The Beatles may have been right when they proclaimed, "All you need is love."
Californian scientists analyzed 783,167 cancer patients — 386,607 of whom had died — and found the "social and emotional support of marriage" could play a bigger role than the socioeconomic benefits of marriage in improving chances of surviving cancer, the New York Times reported.
The patients in the study, which was published online in the journal Cancer on Monday, were diagnosed with cancer between 2000 and 2009. The scientists weighed in factors such as treatment, race, "cancer site" and marital status.
Even after taking into consideration economic resources, such as health insurance, "unmarried men still had a 22% higher mortality risk and unmarried women a 15% higher risk than the married," according to the New York Times.

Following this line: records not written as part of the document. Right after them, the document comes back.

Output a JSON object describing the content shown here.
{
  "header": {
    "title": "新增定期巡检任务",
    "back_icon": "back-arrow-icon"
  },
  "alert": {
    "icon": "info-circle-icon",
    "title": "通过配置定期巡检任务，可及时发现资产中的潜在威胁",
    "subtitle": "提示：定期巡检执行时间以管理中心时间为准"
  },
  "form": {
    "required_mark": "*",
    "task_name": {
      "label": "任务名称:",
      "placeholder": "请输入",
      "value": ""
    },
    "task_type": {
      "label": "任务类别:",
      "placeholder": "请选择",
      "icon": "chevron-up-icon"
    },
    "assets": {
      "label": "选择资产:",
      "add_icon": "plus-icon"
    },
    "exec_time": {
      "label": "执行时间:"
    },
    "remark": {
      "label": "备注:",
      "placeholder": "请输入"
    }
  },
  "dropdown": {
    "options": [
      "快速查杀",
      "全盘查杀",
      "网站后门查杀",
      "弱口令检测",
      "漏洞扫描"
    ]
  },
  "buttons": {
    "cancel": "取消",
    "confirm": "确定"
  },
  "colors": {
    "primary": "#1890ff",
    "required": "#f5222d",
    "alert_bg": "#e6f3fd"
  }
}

"Across different racial and ethnic groups we were able to analyze whether economic resources played a role," Scarlett Lin Gomez, a lead author, said, according to the New York Times. "In fact, they play a very minimal role. It points more to social support as the defining factor."

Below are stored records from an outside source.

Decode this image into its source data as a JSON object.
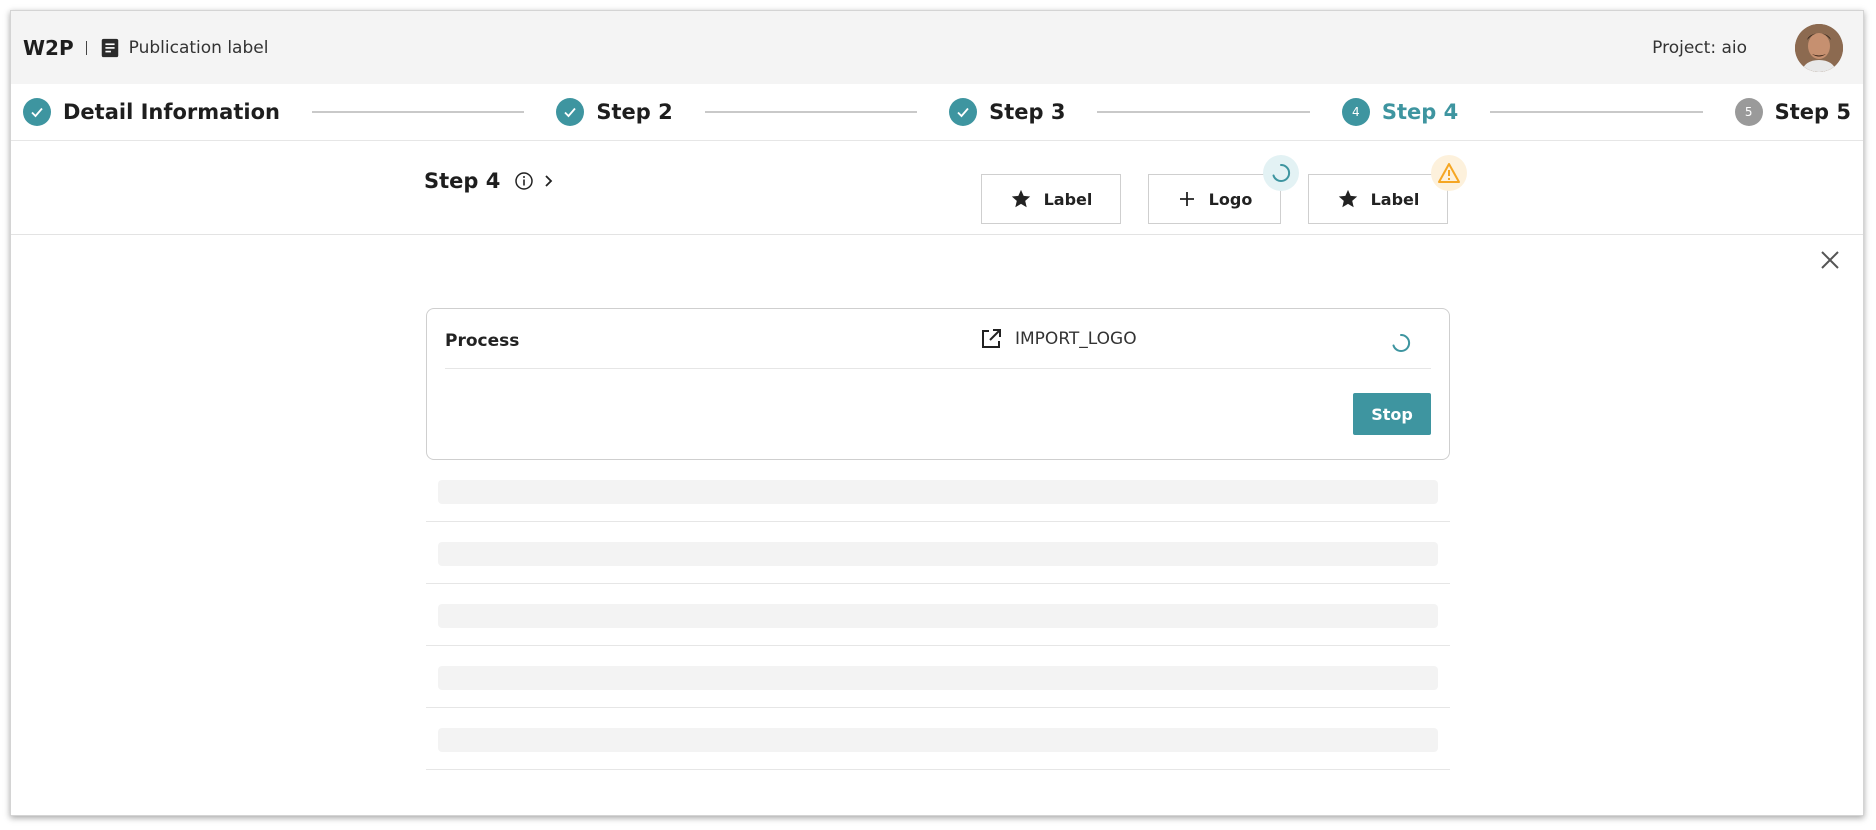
{
  "header": {
    "brand": "W2P",
    "separator": "|",
    "page_label": "Publication label",
    "project": "Project: aio"
  },
  "stepper": {
    "steps": [
      {
        "label": "Detail Information",
        "state": "done"
      },
      {
        "label": "Step 2",
        "state": "done"
      },
      {
        "label": "Step 3",
        "state": "done"
      },
      {
        "label": "Step 4",
        "state": "active",
        "number": "4"
      },
      {
        "label": "Step 5",
        "state": "pending",
        "number": "5"
      }
    ]
  },
  "toolbar": {
    "title": "Step 4",
    "buttons": [
      {
        "label": "Label",
        "icon": "star-icon"
      },
      {
        "label": "Logo",
        "icon": "plus-icon",
        "badge": "spinner"
      },
      {
        "label": "Label",
        "icon": "star-icon",
        "badge": "warning"
      }
    ]
  },
  "process": {
    "label": "Process",
    "task": "IMPORT_LOGO",
    "stop_label": "Stop"
  },
  "colors": {
    "accent": "#3e95a0",
    "warning": "#f5a623",
    "pending": "#9a9a9a"
  }
}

Their theory applied to just about every type of cancer, and different cancers such as prostate cancer for men, and breast, uterine and non-Hodgkin's lymphoma for women had varying survival rates.